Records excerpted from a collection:
■ ■ ■ ■ ■ ■ ■

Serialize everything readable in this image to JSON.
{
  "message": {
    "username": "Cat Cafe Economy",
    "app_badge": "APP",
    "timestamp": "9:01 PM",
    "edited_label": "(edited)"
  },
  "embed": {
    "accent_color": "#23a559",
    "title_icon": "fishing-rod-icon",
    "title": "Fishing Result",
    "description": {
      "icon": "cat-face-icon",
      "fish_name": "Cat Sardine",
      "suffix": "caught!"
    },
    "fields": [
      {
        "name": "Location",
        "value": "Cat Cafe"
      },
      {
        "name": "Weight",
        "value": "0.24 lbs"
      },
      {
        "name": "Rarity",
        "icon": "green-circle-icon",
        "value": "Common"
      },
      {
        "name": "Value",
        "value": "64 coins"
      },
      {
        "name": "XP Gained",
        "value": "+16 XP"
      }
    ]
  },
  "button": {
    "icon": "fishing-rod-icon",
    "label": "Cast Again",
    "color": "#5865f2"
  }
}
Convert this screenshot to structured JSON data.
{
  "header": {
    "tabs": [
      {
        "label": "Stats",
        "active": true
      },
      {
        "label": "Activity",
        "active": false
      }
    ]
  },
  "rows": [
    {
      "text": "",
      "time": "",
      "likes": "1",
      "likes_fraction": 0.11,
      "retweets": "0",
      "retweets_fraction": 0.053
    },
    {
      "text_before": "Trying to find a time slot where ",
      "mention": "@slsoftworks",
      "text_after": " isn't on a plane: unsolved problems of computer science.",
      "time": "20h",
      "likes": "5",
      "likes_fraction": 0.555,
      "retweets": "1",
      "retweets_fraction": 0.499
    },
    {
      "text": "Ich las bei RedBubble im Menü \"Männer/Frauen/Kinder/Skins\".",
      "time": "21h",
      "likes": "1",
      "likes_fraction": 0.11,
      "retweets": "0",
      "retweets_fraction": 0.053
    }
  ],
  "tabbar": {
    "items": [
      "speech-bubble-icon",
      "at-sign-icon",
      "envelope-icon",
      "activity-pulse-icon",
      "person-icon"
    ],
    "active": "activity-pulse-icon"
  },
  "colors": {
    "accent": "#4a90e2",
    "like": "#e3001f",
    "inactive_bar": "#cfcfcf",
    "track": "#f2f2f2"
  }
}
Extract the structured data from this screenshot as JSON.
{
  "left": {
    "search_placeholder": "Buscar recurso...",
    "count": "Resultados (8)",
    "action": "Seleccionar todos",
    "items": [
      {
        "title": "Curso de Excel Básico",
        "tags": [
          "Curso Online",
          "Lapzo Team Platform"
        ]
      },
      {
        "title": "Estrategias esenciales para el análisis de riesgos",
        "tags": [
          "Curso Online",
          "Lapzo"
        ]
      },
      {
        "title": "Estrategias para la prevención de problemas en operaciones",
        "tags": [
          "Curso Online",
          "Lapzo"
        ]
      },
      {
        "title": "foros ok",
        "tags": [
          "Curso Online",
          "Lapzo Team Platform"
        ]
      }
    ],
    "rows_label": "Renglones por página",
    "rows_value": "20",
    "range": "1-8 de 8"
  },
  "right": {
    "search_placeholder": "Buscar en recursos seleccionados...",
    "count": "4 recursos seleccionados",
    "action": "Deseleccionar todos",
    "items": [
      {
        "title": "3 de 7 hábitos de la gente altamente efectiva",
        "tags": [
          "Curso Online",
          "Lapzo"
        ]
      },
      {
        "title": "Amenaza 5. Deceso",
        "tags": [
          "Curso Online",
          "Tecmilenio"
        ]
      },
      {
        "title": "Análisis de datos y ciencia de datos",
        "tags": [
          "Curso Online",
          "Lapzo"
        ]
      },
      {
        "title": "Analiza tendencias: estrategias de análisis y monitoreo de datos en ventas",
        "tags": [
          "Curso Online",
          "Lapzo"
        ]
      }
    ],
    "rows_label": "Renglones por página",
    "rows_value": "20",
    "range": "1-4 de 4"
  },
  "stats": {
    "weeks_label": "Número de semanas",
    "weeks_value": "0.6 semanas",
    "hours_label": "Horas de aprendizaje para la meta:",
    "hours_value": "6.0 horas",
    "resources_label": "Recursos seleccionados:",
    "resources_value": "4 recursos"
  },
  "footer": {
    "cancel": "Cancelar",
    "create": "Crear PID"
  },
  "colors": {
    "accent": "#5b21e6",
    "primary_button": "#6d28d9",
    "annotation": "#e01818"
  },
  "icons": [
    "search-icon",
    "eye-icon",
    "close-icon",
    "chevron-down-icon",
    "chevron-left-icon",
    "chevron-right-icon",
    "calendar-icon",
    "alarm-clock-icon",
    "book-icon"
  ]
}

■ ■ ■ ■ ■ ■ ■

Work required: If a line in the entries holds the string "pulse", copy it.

Answer below:
      "activity-pulse-icon",
    "active": "activity-pulse-icon"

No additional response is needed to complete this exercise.